* _Component data from apps and pages_:

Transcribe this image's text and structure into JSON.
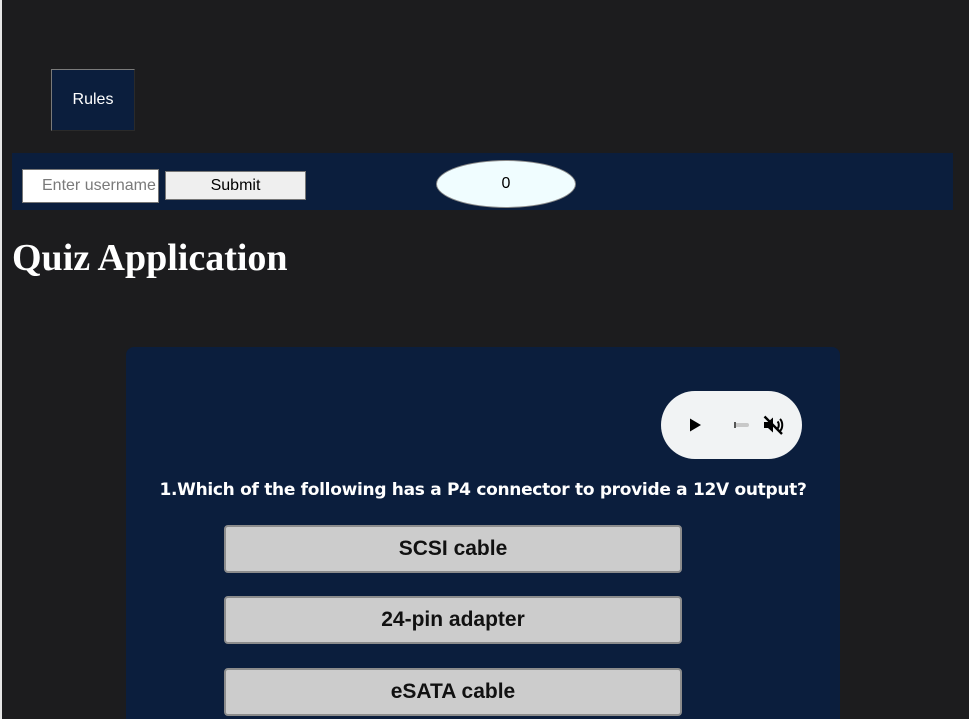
{
  "header": {
    "rules_label": "Rules"
  },
  "topbar": {
    "username_placeholder": "Enter username",
    "submit_label": "Submit",
    "score": "0"
  },
  "title": "Quiz Application",
  "quiz": {
    "question": "1.Which of the following has a P4 connector to provide a 12V output?",
    "options": [
      "SCSI cable",
      "24-pin adapter",
      "eSATA cable"
    ]
  },
  "icons": {
    "play": "play-icon",
    "mute": "volume-muted-icon"
  }
}
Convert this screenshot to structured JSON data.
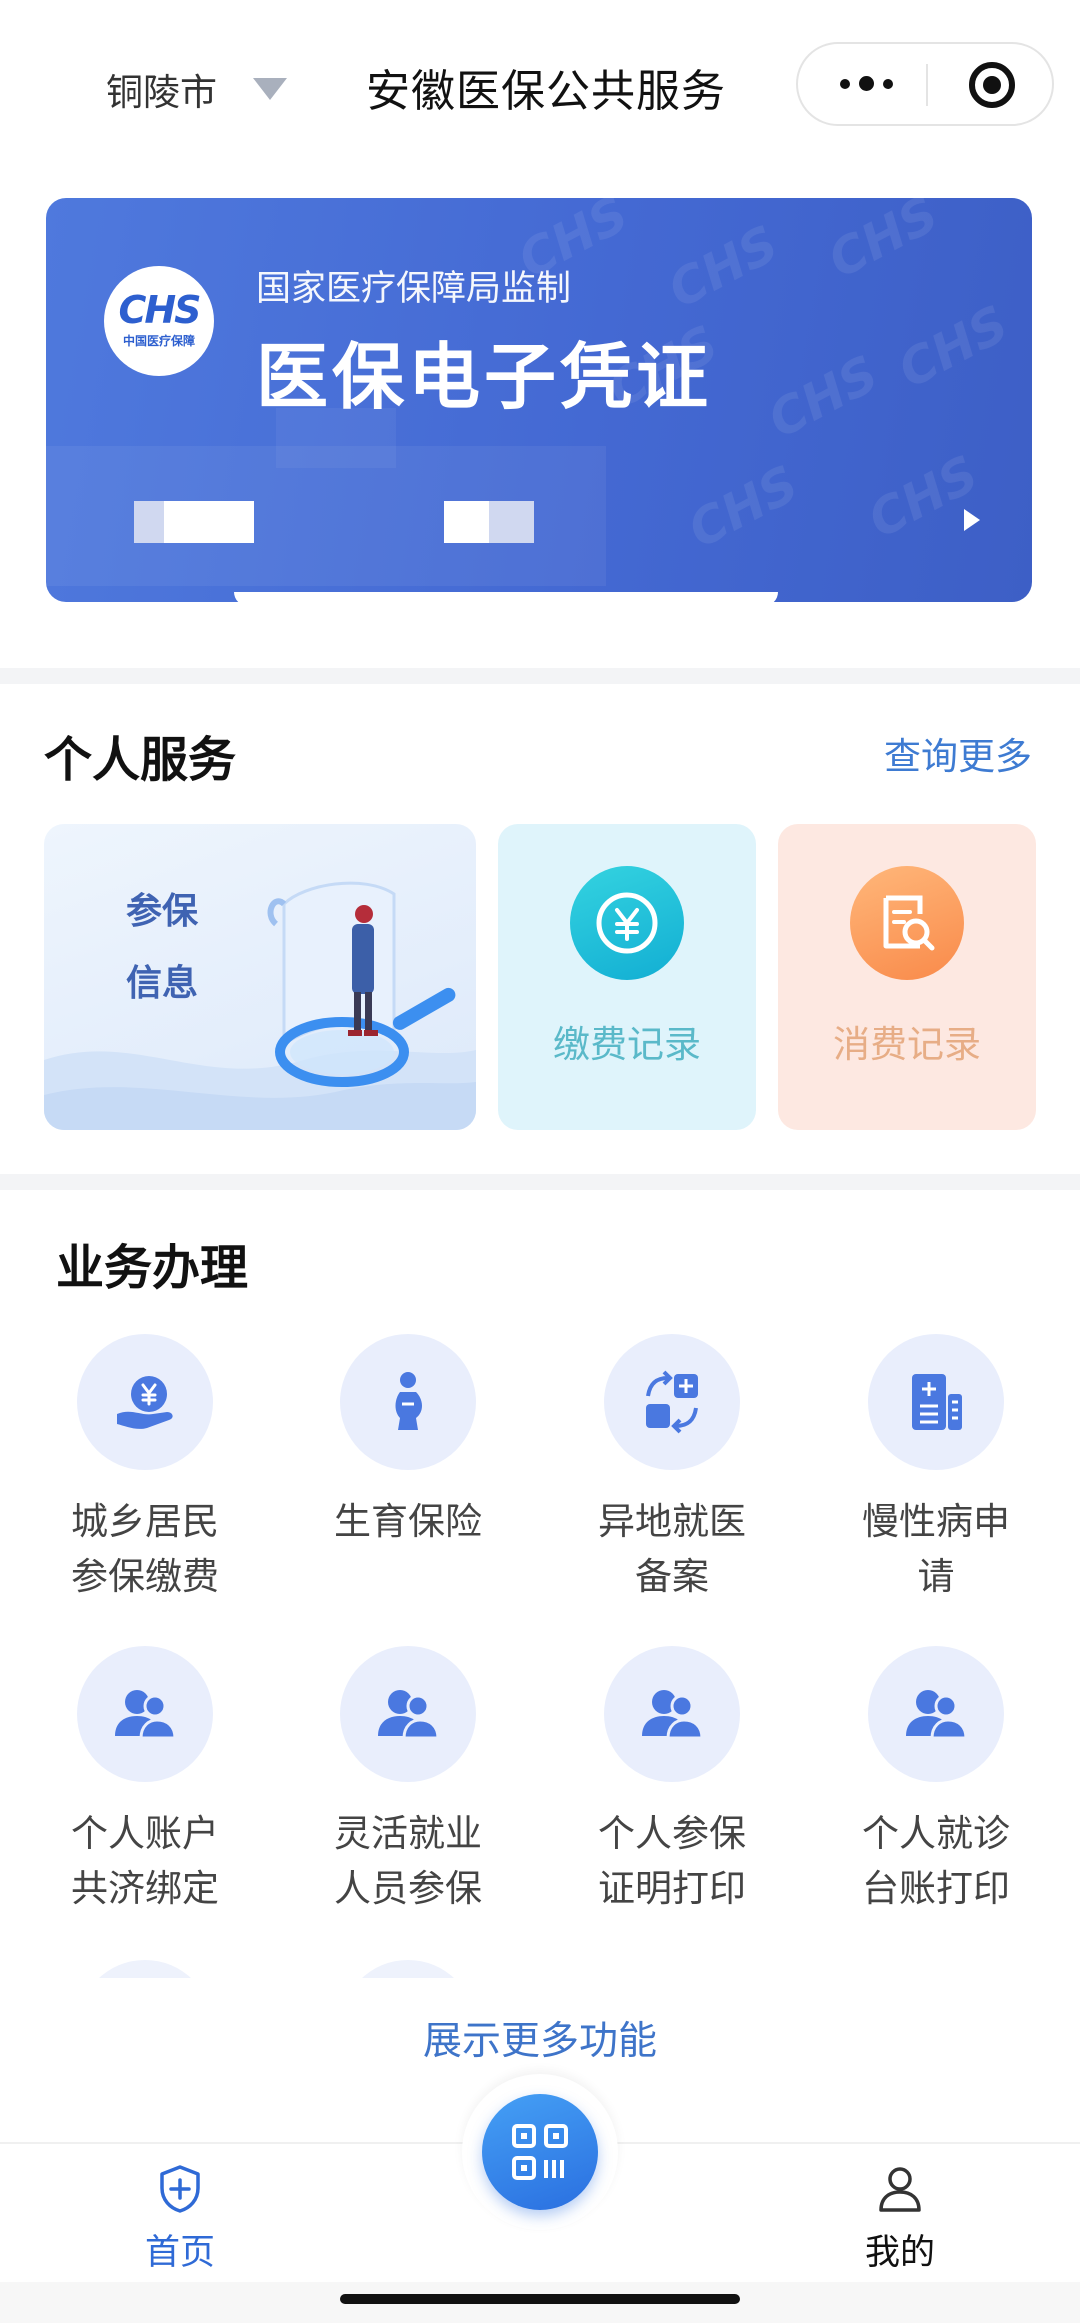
{
  "header": {
    "city": "铜陵市",
    "title": "安徽医保公共服务"
  },
  "card": {
    "logo_text": "CHS",
    "logo_subtext": "中国医疗保障",
    "subtitle": "国家医疗保障局监制",
    "title": "医保电子凭证"
  },
  "personal_service": {
    "title": "个人服务",
    "more": "查询更多",
    "insurance_info": [
      "参保",
      "信息"
    ],
    "payment_record": "缴费记录",
    "consumption_record": "消费记录"
  },
  "business": {
    "title": "业务办理",
    "items": [
      {
        "label": "城乡居民\n参保缴费",
        "icon": "yuan-hand-icon"
      },
      {
        "label": "生育保险",
        "icon": "pregnancy-icon"
      },
      {
        "label": "异地就医\n备案",
        "icon": "transfer-medical-icon"
      },
      {
        "label": "慢性病申\n请",
        "icon": "medical-document-icon"
      },
      {
        "label": "个人账户\n共济绑定",
        "icon": "users-icon"
      },
      {
        "label": "灵活就业\n人员参保",
        "icon": "users-icon"
      },
      {
        "label": "个人参保\n证明打印",
        "icon": "users-icon"
      },
      {
        "label": "个人就诊\n台账打印",
        "icon": "users-icon"
      }
    ],
    "show_more": "展示更多功能"
  },
  "tabbar": {
    "home": "首页",
    "mine": "我的"
  },
  "colors": {
    "accent": "#3e7bd2",
    "card_blue": "#4469d3",
    "icon_bg": "#e9eefc",
    "icon_fg": "#4a78e0"
  }
}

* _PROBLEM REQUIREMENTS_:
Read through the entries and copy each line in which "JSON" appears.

* _RESULT OF THIS TASK_:
Transcribe this image's text and structure into JSON.
Convert this screenshot to structured JSON data.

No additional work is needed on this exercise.